Top of PROVIDED MATERIAL
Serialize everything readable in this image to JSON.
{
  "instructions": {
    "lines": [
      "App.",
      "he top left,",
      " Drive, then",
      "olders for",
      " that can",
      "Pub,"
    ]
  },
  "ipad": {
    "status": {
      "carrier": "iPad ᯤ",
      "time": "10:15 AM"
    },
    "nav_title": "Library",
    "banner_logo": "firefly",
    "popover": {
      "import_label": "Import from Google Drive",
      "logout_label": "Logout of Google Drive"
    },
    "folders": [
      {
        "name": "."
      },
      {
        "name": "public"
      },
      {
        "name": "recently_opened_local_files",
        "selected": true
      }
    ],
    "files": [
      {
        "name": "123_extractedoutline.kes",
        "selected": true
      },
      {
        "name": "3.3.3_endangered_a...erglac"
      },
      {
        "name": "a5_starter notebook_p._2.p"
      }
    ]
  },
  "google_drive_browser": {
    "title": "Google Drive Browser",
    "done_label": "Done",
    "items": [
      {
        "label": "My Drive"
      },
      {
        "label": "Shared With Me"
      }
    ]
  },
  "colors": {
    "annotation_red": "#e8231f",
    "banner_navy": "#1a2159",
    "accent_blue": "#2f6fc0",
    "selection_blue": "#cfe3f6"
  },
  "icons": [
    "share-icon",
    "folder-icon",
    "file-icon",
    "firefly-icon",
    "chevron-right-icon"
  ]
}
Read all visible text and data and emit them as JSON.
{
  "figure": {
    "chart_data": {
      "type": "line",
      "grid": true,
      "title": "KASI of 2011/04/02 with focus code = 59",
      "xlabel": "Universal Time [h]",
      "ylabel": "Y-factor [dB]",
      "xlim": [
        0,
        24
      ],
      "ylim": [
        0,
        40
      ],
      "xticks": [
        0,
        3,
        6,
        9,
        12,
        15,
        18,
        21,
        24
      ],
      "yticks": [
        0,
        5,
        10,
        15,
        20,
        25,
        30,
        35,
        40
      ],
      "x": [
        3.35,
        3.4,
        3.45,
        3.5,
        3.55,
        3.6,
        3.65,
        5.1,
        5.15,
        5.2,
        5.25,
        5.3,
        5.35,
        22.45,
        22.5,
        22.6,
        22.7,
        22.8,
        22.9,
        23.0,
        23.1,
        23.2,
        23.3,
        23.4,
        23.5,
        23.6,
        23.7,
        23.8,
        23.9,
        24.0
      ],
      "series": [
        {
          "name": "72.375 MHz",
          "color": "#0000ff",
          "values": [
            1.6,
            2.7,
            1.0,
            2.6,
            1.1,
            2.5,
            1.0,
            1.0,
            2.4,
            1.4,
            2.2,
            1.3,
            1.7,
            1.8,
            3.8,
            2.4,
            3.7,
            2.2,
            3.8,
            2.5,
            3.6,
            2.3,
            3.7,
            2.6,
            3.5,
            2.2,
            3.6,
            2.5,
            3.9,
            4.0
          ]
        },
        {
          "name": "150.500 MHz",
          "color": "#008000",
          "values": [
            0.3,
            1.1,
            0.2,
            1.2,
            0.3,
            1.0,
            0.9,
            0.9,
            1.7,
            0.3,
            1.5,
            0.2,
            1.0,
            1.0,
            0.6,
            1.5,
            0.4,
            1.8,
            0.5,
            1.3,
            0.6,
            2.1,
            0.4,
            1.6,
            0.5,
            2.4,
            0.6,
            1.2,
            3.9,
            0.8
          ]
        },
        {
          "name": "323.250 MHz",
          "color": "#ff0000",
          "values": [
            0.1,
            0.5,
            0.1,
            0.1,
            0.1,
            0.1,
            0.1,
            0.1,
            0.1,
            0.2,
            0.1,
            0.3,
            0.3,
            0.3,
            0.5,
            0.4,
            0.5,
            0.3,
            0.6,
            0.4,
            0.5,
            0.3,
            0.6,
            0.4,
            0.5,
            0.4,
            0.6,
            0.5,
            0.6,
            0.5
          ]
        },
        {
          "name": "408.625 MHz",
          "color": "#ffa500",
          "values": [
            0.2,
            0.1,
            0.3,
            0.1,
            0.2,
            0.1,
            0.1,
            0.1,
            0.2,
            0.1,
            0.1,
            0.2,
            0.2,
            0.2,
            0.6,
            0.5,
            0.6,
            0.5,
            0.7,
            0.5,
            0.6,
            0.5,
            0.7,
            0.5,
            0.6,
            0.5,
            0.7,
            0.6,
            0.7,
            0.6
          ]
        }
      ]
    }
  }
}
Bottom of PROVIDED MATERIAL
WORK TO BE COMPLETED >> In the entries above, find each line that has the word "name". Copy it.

RESULT OF THE TASK >>
        "name": "."
        "name": "public"
        "name": "recently_opened_local_files",
        "name": "123_extractedoutline.kes",
        "name": "3.3.3_endangered_a...erglac"
        "name": "a5_starter notebook_p._2.p"
          "name": "72.375 MHz",
          "name": "150.500 MHz",
          "name": "323.250 MHz",
          "name": "408.625 MHz",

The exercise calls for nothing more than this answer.